LISA BOZIKOVIC and KITE HILL at The Music Gallery, Friday, September 7. Rating: NNNN
This double CD release party felt like a musical family reunion, a sense that was augmented by a fussing baby in the audience who piped up between songs, and the fact that some of the musicians - many of whom played during both sets - have been playing together for many years.
Opener Ryan Carley's Kite Hill was in its expansive incarnation, with nine or ten musicians on stage at one point, including a clarinetist, string players and extra percussion. Carley himself kept a low profile, playing quick arpeggiated piano and keys, and only singing occasionally and low in the mix. The band's melancholy but lush, near-instrumental orchestral pop made it hard to distinguish between songs, but the performance was augmented beautifully by Sean Frey's projected drawings, which moved in time with the music, then paused, then moved again, providing a visual narrative for the songs.

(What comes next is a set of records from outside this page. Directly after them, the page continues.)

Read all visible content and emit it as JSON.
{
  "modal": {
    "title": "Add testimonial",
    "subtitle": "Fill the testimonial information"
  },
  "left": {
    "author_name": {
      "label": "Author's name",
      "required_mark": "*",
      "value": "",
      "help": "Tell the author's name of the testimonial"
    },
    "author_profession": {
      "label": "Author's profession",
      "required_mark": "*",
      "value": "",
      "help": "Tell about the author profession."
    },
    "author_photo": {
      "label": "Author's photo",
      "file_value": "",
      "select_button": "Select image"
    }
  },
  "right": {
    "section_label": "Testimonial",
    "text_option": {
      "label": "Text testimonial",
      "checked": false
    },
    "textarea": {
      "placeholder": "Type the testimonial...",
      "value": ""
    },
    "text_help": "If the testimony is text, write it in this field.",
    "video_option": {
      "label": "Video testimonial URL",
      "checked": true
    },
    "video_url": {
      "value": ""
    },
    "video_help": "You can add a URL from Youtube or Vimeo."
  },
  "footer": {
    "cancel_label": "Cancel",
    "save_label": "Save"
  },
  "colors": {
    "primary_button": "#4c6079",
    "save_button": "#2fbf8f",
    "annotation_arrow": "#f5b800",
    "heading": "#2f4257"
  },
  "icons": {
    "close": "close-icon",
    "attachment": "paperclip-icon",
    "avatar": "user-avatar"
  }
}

Decked out in a white gown, Lisa Bozikovic called the evening a wedding, in which she was getting married to her sophomore album, This Is How We Swim (the whole band wore white on stage for her set). She seemed a little nervous at first, but shook it off during her third, relatively poppy song Midnight Ice.
Bozikovic and the band played the new album in its entirety and in order, a sequence that worked well live, growing dark and intimate and quiet near the end. (It was a new band, with a brand new backup singer in Mary Wood and Carley covering some of the synth parts, as many of the studio musicians were out of town).
Most moving was when Bozikovic played Fever Dream alone at the piano, while Frey and his team dimmed the lights and did a shadow show behind the curtain. The water theme of the album was not overdone visually, with a film of waves crashing on the shore appearing only at the very end.
For the encore, Bozikovic played autumnal and solemn No Denial off of her debut, Lost August, then finished off on a heady, positive note with a great cover of Fleetwood Mac's celebratory Everywhere.